Within the records below, find each line with the word "icon" and copy it out.
§ §
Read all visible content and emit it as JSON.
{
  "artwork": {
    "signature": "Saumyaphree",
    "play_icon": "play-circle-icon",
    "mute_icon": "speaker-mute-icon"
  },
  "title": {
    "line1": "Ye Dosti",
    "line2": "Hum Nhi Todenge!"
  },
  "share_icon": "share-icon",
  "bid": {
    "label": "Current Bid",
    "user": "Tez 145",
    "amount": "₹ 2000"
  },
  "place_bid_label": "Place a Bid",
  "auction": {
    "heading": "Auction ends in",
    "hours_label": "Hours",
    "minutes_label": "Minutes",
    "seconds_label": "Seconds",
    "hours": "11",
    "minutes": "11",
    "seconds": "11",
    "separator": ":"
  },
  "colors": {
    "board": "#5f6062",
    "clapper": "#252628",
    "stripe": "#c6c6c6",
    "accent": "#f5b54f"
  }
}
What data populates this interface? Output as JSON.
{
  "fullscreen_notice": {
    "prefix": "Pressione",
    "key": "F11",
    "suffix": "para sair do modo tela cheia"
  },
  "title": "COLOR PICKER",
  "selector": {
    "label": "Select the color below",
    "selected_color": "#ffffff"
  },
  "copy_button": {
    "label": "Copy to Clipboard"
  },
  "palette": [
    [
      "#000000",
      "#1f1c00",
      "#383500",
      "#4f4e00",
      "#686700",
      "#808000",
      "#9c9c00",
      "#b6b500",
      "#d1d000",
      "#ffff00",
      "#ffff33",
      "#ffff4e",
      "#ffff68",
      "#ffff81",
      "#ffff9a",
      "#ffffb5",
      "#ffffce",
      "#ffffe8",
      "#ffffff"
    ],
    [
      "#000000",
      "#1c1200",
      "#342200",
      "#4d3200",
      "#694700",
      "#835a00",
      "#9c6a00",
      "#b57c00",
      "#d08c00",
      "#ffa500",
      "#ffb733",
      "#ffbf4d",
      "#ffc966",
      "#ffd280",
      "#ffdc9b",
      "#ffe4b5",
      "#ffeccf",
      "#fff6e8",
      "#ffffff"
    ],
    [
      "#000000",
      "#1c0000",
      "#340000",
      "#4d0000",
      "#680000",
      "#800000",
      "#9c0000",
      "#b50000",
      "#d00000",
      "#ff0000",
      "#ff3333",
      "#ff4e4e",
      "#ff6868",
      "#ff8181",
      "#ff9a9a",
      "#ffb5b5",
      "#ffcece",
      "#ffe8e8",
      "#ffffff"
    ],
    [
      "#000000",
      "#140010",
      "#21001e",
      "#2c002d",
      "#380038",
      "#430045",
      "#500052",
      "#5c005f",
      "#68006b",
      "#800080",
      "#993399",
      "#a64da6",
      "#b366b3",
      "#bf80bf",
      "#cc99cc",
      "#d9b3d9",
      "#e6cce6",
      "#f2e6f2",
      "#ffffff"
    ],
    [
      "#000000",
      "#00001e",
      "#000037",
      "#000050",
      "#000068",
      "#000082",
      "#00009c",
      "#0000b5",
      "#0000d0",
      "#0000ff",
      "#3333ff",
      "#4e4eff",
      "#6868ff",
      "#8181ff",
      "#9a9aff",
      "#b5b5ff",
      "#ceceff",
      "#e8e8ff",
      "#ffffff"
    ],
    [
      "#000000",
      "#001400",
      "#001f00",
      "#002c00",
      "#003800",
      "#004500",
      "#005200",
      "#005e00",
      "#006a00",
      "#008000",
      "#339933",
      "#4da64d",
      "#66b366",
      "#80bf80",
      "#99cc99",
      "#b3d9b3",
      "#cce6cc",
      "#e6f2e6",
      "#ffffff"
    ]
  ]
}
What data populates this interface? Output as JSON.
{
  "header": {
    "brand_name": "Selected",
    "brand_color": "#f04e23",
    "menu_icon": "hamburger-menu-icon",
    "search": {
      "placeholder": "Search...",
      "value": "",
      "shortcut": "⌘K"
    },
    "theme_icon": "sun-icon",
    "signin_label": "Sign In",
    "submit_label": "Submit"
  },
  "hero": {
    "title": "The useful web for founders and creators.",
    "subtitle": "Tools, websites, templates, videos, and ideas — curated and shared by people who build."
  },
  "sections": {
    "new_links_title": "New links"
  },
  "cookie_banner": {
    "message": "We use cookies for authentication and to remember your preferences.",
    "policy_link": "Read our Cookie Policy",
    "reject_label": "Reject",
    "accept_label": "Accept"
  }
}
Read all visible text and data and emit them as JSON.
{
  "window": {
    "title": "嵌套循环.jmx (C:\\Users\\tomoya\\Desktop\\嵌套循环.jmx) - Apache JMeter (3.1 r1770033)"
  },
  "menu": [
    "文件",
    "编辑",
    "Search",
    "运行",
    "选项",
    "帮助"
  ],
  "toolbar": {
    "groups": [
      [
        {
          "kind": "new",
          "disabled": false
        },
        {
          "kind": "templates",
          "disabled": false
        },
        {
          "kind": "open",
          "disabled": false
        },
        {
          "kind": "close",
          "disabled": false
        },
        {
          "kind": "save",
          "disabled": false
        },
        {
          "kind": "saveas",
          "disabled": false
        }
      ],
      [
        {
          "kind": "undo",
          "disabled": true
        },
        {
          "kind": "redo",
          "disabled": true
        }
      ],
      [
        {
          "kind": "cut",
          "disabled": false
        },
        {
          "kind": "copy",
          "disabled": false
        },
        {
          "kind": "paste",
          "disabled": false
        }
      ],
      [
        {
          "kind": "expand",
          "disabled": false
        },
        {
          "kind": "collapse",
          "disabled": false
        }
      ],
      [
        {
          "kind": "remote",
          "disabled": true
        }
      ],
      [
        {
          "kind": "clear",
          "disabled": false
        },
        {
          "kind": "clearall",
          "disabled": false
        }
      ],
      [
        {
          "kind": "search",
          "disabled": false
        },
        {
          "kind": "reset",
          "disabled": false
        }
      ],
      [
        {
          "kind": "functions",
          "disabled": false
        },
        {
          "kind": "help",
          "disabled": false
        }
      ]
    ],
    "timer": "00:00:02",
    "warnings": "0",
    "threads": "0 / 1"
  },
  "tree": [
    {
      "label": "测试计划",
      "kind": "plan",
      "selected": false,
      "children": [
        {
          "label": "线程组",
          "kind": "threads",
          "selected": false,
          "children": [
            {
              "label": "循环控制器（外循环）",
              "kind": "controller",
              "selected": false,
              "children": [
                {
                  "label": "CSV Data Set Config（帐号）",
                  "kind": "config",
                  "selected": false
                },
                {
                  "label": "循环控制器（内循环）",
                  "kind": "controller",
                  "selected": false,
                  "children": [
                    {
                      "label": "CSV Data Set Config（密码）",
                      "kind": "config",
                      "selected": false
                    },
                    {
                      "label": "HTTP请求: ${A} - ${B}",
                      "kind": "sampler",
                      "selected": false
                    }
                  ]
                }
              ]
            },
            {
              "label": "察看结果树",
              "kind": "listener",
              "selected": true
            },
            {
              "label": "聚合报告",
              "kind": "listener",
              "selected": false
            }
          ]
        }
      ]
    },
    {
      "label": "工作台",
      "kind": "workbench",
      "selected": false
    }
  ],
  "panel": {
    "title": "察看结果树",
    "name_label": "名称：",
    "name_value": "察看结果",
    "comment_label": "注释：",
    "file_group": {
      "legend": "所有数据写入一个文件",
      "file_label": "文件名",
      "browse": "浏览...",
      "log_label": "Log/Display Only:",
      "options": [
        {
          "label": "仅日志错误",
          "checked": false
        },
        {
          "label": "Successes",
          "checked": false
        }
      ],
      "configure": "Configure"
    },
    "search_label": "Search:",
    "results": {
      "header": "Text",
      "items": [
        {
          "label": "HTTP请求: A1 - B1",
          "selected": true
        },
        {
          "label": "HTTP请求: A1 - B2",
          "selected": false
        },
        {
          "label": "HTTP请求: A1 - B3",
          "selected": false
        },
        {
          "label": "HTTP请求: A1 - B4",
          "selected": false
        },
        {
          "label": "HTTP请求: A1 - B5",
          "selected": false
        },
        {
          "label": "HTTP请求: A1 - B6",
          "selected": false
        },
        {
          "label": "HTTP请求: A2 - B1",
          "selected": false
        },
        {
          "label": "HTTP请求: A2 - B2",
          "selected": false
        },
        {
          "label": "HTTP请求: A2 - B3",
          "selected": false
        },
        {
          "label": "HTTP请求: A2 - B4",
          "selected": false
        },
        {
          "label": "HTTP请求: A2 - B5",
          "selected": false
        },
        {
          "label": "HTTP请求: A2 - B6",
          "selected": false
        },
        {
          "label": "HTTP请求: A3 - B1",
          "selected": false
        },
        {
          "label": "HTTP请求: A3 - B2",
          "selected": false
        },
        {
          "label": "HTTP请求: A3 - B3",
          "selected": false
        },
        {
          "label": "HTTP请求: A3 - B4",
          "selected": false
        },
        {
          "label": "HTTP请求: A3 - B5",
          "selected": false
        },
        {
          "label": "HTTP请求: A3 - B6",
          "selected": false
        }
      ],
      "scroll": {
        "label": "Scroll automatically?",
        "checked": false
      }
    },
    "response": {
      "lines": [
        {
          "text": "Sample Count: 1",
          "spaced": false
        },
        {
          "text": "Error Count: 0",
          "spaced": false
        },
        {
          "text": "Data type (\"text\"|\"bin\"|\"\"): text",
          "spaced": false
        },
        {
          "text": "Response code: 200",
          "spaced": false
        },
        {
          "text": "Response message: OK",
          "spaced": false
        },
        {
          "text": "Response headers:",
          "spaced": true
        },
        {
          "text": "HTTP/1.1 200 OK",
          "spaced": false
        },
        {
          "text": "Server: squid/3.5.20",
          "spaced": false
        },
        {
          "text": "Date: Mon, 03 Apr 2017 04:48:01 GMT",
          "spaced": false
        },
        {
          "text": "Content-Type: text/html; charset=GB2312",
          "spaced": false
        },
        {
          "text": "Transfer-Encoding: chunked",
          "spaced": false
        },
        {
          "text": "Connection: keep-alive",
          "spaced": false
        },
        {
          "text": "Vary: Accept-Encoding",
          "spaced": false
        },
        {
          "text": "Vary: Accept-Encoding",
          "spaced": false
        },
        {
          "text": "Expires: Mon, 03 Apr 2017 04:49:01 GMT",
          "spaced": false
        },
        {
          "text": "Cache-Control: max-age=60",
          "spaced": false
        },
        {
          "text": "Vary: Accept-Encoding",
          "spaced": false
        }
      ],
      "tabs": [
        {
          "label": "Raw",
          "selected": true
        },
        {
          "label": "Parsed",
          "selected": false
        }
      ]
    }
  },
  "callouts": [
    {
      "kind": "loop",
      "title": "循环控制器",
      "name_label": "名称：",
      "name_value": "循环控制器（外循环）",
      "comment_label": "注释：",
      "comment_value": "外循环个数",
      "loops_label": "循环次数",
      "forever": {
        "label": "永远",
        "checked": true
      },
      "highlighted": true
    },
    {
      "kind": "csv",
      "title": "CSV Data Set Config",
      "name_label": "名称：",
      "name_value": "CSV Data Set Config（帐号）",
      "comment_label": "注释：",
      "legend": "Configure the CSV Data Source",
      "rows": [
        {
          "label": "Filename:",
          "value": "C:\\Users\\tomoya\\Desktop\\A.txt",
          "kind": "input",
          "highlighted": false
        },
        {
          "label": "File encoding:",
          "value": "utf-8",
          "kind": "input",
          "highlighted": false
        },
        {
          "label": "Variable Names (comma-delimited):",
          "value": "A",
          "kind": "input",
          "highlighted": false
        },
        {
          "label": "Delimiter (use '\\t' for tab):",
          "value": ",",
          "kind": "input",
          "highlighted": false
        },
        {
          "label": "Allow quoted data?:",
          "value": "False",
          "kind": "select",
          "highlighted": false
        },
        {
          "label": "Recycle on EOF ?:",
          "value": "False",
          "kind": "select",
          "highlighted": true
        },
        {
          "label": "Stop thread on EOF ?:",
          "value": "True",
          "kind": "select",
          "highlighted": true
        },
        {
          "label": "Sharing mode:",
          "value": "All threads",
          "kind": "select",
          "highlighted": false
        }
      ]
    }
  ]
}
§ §
Exercise answer:
    "play_icon": "play-circle-icon",
    "mute_icon": "speaker-mute-icon"
  "share_icon": "share-icon",
    "menu_icon": "hamburger-menu-icon",
    "theme_icon": "sun-icon",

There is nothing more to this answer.